- **Task material**:

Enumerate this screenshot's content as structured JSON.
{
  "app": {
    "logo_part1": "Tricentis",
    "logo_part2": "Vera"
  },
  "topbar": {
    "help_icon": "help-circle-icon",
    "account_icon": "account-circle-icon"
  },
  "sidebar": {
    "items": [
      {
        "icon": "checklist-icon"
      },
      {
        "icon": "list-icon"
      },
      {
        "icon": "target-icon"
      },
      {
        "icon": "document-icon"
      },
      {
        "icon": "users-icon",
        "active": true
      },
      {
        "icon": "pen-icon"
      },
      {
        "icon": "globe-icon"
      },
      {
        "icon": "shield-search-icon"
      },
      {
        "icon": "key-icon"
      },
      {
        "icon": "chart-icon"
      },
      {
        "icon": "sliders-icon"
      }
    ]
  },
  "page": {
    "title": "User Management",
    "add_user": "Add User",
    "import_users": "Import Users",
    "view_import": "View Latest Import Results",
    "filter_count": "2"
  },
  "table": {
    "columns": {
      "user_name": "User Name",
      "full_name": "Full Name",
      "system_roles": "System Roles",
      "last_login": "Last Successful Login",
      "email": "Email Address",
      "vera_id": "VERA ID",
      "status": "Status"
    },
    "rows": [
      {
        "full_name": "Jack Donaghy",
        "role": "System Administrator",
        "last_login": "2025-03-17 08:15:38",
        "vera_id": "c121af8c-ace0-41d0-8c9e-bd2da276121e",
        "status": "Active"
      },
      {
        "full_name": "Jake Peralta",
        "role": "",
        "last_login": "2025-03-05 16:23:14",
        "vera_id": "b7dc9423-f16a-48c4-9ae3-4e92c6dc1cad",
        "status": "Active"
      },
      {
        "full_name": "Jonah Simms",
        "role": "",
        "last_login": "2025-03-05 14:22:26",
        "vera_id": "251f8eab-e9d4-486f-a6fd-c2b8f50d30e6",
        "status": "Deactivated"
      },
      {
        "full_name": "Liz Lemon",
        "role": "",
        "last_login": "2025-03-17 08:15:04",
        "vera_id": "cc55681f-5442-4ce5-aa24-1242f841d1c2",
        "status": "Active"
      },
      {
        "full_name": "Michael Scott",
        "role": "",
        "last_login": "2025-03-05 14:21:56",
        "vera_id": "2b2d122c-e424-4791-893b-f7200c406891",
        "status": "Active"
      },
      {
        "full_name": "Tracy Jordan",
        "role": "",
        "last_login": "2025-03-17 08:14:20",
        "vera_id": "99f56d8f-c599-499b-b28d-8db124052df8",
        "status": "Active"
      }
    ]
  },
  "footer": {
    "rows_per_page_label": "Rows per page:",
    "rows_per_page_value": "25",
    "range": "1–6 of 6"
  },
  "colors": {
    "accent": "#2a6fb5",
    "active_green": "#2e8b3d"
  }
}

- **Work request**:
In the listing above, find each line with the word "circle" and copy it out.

- **Response below**:
    "help_icon": "help-circle-icon",
    "account_icon": "account-circle-icon"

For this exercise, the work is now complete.